If you’re a good-hearted, normal person who correctly keeps their cleaning products under the sink and their toaster on the countertop, Unpacking is a peaceful, meditative game. Presented with some living quarters and some boxes, you unpack personal possessions and arrange them how you like in the home. Each scenario represents a house move at a different time in the main character’s life, beginning with setting up their very own bedroom in the family home.

A story unfolds entirely through this gameplay, without any access to the protagonist except via their belongings, which change over the years, providing a poignant insight into the true constants in a life – the things we care most about and keep, and the things we just never get round to changing. Moving house is an emotive, hopeful and perhaps traumatic experience, providing perfect story beats for the biography of this unseen person.

The practicalities of this process involve moving a cursor to click a box and remove an item. The items come out in a predetermined order and must each be placed somewhere before another can be taken. This leads to very natural approaches like setting everything out on the bed and deciding how to organise it, or, if you have no shame, just stuffing unmatched shoes under a shelf as they emerge.

Of course, this interaction is crying out for a mouse, but rather than simply let the Switch version flounder in the PC’s shadow, Humble Games and developer Witch Beam have gone the extra mile to make the controls work. Thumbstick controls have helpful settings for cursor speed and switching the right and left sticks, handheld players can use the touchscreen directly, and with detached joy cons, there is the option for Wii-style motion controls with intuitive pointing. The implementation is anything but lazy and it pays off with great usability. HD Rumble, too, is incorporated thoughtfully and makes you crave the tangible satisfaction of folding away each completed box.

The delight of performing these basic actions is driven largely by the wonderful sound design, which makes every item a deliciously tactile thing as you hear it connect with the surface you choose to put it on. The inherent intimacy of arranging someone’s toiletries and underwear is made incredibly personal by the feel of the items you come to know after unpacking and arranging several times. As a result, it’s impossible not to work with care and respect in a game format that could so easily become clinical if it were constrained by puzzles or dressed in beep-boop video game-isms.

However, Unpacking is absolutely a video game, leveraging some established game design ideas to engage the player in the action.

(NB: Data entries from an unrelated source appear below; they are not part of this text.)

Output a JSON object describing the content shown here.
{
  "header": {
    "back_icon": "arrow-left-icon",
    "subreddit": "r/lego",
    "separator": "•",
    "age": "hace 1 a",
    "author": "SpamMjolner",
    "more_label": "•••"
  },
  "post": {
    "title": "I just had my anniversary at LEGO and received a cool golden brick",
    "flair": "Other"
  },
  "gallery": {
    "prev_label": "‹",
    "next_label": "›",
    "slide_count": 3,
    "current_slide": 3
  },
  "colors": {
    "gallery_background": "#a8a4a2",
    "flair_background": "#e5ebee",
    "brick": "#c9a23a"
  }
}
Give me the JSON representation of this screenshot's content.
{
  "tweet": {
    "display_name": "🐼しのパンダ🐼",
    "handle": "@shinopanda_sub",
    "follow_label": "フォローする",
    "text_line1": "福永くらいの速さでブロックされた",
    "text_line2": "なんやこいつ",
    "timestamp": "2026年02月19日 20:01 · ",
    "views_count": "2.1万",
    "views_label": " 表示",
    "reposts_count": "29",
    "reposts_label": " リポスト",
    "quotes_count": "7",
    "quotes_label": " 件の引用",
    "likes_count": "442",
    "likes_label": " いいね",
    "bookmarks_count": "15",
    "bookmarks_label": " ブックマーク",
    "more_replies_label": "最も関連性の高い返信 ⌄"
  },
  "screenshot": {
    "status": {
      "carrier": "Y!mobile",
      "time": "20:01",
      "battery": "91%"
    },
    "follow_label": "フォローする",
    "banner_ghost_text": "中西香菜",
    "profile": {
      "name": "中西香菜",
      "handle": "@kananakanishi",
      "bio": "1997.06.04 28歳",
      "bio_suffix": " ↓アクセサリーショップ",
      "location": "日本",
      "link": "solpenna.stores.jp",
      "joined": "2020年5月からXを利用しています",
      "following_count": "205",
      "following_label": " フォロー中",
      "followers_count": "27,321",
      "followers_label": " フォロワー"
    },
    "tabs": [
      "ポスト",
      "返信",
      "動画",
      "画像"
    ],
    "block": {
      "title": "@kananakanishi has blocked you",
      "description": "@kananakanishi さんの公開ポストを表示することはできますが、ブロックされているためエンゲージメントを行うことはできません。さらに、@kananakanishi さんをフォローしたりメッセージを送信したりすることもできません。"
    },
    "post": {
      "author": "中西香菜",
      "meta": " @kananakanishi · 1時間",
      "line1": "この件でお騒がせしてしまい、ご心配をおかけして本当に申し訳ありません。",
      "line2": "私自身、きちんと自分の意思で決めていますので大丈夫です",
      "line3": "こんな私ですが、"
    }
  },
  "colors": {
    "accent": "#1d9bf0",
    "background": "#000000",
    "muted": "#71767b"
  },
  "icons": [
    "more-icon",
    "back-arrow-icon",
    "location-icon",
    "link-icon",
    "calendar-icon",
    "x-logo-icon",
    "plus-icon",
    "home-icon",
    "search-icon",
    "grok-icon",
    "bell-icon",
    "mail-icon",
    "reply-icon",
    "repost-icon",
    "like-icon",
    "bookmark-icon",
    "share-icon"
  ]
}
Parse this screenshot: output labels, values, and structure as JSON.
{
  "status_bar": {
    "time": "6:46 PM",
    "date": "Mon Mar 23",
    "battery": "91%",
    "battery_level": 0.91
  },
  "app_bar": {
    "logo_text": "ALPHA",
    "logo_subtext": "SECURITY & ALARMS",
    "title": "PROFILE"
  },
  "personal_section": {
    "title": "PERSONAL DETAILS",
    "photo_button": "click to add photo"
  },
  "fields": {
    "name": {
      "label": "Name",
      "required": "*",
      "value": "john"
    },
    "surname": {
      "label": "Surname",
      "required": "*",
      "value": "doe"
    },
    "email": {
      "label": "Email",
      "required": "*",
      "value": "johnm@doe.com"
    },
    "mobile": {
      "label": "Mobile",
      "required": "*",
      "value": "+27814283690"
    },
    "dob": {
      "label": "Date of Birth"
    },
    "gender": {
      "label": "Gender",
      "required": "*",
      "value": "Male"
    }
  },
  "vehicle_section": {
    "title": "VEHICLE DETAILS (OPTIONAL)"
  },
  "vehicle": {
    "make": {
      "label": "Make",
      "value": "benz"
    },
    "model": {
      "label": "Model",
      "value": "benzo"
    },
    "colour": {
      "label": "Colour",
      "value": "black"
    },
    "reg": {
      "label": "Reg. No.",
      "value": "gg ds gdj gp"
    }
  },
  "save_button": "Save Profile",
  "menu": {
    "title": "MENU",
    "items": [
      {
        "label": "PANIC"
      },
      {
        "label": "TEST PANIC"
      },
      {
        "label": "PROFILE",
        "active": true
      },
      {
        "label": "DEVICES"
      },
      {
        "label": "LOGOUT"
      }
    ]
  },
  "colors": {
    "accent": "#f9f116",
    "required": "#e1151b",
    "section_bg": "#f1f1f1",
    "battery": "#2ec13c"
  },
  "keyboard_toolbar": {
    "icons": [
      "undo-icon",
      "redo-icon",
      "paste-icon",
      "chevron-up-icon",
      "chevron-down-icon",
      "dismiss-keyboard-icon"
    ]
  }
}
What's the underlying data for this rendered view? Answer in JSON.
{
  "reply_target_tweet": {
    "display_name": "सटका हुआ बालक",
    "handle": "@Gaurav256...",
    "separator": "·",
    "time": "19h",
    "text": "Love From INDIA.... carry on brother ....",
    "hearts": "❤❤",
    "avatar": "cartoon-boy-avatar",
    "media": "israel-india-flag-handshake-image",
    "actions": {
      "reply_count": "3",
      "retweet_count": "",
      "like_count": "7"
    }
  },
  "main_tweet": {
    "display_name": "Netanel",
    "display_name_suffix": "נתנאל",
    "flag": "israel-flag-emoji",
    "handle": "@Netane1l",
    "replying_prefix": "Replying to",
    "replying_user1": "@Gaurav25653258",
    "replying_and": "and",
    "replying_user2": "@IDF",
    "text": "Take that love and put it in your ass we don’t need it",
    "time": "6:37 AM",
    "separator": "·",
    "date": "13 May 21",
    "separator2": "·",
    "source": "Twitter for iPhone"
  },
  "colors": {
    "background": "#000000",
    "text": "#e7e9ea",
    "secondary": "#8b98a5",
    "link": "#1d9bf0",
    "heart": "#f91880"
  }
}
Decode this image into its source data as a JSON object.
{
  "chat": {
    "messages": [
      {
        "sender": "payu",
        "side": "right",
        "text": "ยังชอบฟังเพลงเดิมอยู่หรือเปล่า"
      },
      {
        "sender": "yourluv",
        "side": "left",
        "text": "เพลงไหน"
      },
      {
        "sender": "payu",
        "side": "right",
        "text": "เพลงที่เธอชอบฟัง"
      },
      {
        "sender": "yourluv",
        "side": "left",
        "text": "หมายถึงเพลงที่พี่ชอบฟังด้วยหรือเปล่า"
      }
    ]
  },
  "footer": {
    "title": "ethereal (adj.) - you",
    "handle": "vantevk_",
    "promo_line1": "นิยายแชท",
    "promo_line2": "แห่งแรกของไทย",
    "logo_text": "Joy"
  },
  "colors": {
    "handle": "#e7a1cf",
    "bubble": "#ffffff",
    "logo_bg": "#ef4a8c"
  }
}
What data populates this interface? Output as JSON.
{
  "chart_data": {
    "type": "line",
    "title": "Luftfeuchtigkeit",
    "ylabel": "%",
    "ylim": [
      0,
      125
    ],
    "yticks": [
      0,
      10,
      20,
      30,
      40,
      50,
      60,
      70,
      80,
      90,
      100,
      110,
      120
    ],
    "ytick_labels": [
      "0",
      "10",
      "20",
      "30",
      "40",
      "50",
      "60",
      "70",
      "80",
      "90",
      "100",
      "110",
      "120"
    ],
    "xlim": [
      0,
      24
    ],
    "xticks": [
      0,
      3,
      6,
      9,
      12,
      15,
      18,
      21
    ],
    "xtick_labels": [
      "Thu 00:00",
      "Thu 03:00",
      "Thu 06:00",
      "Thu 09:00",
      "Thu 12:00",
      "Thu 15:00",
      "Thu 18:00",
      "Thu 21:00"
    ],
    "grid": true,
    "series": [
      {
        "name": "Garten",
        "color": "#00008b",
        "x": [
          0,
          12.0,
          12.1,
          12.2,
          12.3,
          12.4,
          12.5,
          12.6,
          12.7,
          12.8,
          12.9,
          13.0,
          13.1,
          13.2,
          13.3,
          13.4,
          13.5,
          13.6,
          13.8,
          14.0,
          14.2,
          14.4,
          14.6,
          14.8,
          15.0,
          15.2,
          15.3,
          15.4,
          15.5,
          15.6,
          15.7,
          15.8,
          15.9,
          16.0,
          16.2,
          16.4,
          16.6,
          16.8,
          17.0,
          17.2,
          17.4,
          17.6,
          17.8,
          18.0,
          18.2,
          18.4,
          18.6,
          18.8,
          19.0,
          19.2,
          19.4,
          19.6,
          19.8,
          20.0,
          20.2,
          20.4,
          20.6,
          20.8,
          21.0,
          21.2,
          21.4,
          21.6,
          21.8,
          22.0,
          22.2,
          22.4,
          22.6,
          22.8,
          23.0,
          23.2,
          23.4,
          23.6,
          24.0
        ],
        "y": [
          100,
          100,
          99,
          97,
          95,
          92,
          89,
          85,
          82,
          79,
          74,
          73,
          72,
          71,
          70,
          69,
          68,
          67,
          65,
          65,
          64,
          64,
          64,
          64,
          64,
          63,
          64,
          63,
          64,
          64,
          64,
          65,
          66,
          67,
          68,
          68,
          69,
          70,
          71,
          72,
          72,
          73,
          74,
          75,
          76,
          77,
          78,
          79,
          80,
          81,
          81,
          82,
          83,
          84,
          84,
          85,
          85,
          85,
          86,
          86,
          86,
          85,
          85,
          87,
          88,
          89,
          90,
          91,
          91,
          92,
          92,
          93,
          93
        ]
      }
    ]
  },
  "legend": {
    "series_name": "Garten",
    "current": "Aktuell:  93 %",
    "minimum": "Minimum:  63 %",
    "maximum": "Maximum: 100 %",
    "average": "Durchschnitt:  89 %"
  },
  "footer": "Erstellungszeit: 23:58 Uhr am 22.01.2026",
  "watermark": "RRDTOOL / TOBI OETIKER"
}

Much as a platform game, for instance, will teach basic abilities then challenge you to apply them in new scenarios, Unpacking teaches what kind of space an item can fit into, then changes up the spaces on offer in the next new home. Challenge is extended as certain collections of items grow over the years, meaning suddenly it seems untidy to keep them all on the corner of a desk, or two shelves are needed rather than one. None of this is delineated by rules, achievements or failure conditions, it’s all self-imposed by the player, driven by the desire to respect this person whose life you are resetting over the years, through their private ups and downs.

These mechanical considerations are all applied to make the peaceful sandbox work effectively. It’s almost a non-game built with an intuitive understanding of games. The goal is clear – unpack all the boxes – but rather than an opportunity to tally points and strive for an S-rank, it just lends purpose to the gameplay so there’s a sense of direction. Sometimes an item is packed in a box for the wrong room, but rather than throwing a curveball to test your wits, it simply nudges you to move around and consider other spaces, discouraging a purely rote, room-by-room approach that might get dull. It’s taking effective video game tricks and doing something subtler than a shooter, but punchier than a meandering indie think-em-up.

Unpacking’s approach to environmental storytelling is fascinating. Where a walking sim would have you discover and experience a scene that has been carefully prepared, here you will build the scene yourself, actively feeling out the nature of this person’s life story, instilling it with your own care and purpose. Nonetheless, the story is authored and controlled by the developer. The plot is simple, but the experience of it is affecting.

Conclusion

Unpacking manages to do several things very well, all at the same time. It’s a touching story told through interaction, it provides the creative play space of a great dollhouse game, and it deftly applies established game design ideas from completely different genres. Its only real shortcoming is the repetition that is a necessary byproduct of landing its message. Effort has gone into making the controls satisfying on Switch, and the visual and sound design are delightful throughout, making Unpacking, like any sane person’s cutlery, absolutely top-drawer.